By Mark Chediak, Chris Martin, and Rachel Morison
The global plunge in electricity demand will drag on long after nations lift stay-at-home orders, leading to the biggest annual drop since the Great Depression and fundamentally reshaping power markets.
As economies struggle to recover, worldwide electricity consumption will decline 5% in 2020, the most in more than eight decades, according to the International Energy Agency. In the U.S. last week, government analysts projected the nation’s biggest drop on record. And in Europe, analysts say a full recovery could take years.
The prolonged slowdown will increase economic pressure on older, uneconomic power plants — especially those that burn coal — and help speed the transition toward cleaner and cheaper wind and solar. It will also contribute to the biggest annual decline in greenhouse gasses from energy ever recorded.

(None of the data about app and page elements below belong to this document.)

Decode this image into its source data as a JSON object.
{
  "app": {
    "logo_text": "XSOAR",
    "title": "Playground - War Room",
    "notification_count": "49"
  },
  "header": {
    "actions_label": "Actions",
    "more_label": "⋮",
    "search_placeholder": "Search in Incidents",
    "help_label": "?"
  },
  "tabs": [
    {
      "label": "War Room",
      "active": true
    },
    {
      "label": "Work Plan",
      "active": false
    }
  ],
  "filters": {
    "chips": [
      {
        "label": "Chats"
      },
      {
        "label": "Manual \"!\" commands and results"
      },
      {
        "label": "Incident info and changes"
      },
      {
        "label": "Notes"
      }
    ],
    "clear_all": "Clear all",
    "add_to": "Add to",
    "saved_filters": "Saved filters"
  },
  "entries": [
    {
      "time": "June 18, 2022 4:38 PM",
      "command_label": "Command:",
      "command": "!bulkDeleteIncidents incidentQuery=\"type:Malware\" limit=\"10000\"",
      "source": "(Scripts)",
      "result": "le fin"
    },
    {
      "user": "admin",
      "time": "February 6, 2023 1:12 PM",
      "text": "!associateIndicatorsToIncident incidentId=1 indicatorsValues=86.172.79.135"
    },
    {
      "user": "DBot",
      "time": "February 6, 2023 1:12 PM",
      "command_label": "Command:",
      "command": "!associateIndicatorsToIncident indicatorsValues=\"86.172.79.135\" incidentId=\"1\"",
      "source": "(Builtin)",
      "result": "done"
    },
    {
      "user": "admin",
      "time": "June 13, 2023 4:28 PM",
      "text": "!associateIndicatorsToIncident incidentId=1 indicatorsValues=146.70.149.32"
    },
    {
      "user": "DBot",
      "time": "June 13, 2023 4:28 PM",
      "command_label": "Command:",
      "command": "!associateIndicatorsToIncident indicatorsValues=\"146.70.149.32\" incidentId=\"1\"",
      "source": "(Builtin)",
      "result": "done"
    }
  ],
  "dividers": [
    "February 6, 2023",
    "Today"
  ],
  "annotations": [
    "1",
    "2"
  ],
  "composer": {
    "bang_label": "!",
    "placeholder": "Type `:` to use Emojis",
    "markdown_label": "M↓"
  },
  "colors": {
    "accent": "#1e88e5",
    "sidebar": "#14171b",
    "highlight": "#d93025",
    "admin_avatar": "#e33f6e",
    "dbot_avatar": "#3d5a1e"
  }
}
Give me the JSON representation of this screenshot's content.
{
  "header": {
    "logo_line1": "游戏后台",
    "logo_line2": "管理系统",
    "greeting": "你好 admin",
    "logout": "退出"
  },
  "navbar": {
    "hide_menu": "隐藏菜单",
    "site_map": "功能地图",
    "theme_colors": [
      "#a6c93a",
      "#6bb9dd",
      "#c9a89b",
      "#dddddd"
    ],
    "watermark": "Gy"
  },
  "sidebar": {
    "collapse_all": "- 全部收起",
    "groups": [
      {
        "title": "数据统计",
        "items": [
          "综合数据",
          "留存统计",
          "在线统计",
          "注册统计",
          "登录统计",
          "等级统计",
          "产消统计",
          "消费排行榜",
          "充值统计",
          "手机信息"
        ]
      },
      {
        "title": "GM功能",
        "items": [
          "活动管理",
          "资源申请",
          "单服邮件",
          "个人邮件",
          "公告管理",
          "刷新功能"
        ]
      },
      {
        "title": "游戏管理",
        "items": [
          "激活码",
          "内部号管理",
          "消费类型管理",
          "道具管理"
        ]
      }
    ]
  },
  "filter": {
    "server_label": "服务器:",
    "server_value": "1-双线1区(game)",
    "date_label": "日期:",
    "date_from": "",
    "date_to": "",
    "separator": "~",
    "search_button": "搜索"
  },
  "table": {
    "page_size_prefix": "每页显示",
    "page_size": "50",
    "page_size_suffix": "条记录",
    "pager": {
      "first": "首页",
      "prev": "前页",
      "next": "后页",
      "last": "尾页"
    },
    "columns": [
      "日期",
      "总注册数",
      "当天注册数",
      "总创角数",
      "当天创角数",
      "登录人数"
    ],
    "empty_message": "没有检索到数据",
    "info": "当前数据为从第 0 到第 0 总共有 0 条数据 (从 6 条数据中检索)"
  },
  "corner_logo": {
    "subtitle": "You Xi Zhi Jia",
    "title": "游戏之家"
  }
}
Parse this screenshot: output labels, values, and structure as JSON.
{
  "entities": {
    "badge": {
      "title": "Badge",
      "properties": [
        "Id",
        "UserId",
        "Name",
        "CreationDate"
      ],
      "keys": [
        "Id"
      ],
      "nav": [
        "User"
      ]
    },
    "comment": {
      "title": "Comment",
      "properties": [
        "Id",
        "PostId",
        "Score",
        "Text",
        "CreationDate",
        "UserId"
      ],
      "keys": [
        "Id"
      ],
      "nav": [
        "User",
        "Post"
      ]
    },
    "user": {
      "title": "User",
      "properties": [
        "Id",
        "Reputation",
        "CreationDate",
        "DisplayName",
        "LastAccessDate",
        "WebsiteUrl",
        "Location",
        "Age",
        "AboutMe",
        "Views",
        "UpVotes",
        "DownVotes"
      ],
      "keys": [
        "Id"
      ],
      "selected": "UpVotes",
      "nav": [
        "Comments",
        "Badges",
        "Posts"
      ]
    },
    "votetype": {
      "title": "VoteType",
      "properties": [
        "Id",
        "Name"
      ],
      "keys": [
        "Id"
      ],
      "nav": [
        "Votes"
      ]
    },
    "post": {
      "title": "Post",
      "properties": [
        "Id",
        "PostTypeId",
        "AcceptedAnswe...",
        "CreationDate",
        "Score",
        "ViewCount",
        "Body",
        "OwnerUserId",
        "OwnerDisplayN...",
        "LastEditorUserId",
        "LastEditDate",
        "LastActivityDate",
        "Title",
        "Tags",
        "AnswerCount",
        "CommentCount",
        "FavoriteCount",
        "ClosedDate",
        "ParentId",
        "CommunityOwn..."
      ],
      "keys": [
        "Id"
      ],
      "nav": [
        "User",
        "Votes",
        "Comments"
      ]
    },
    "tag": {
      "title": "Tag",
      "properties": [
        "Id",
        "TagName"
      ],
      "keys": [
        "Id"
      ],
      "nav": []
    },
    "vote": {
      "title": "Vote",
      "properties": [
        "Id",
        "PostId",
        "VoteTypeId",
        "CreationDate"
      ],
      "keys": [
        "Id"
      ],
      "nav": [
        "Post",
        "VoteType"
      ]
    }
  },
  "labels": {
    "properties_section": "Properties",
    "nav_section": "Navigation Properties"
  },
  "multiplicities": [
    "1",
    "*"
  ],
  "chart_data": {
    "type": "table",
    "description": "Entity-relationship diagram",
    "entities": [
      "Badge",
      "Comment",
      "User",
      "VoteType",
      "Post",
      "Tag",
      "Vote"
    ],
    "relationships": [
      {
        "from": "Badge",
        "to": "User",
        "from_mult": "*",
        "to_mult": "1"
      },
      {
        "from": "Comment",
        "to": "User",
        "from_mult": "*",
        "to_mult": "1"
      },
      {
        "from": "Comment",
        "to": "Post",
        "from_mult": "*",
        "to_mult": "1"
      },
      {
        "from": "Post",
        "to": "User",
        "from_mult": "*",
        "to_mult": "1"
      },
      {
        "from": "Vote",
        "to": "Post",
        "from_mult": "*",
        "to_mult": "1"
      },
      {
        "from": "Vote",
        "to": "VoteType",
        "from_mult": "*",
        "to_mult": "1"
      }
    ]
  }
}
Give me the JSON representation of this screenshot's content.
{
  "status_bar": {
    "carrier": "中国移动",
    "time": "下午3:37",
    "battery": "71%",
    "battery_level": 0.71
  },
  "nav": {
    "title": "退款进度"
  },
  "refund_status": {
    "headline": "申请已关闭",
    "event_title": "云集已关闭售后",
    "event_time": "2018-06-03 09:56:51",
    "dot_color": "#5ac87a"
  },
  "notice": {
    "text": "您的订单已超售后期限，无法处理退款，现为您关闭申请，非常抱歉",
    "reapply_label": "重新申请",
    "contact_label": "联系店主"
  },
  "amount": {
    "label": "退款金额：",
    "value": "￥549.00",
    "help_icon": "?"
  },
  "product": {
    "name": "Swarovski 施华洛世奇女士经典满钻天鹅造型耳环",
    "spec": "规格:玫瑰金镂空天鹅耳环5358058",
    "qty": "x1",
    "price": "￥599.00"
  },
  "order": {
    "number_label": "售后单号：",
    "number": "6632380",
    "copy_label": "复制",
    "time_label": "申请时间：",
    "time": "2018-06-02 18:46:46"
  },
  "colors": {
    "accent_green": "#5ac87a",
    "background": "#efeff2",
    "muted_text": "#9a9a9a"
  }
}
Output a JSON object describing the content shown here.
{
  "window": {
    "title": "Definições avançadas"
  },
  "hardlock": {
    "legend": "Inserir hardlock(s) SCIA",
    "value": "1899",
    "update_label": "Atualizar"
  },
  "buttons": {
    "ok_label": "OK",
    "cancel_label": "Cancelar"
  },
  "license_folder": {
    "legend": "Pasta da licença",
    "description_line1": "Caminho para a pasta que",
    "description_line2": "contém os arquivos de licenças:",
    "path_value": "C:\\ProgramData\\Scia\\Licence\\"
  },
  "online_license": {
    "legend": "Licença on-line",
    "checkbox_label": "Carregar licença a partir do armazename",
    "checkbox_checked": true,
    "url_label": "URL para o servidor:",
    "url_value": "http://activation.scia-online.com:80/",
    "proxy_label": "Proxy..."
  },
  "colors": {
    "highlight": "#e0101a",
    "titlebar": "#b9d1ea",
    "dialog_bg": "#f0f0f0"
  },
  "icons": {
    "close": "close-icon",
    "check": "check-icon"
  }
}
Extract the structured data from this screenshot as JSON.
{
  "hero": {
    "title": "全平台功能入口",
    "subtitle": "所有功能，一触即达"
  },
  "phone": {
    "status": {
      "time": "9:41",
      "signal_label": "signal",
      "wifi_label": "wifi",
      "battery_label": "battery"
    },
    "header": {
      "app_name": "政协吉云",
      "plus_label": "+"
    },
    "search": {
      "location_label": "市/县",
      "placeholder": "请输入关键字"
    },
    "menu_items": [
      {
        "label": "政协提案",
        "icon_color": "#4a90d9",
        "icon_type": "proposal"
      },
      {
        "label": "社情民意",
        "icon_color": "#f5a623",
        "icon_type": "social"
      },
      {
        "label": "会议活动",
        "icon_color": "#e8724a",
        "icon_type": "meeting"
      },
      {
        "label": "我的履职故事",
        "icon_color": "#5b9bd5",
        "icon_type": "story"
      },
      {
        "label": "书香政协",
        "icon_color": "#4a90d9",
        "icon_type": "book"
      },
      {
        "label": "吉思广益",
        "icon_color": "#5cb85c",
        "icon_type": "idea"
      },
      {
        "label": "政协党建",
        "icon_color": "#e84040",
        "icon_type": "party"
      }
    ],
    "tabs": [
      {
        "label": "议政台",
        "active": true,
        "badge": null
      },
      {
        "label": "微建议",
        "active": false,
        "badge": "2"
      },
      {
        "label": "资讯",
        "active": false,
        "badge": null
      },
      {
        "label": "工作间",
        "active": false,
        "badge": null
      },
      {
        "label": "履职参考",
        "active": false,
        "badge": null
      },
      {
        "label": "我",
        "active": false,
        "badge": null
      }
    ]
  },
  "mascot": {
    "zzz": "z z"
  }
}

“This unprecedented drop in demand is foreshadowing the grid of the future,” said Steve Cicala, an economics professor at the University of Chicago. The world is “getting an early look at what high penetrations of renewables will do.”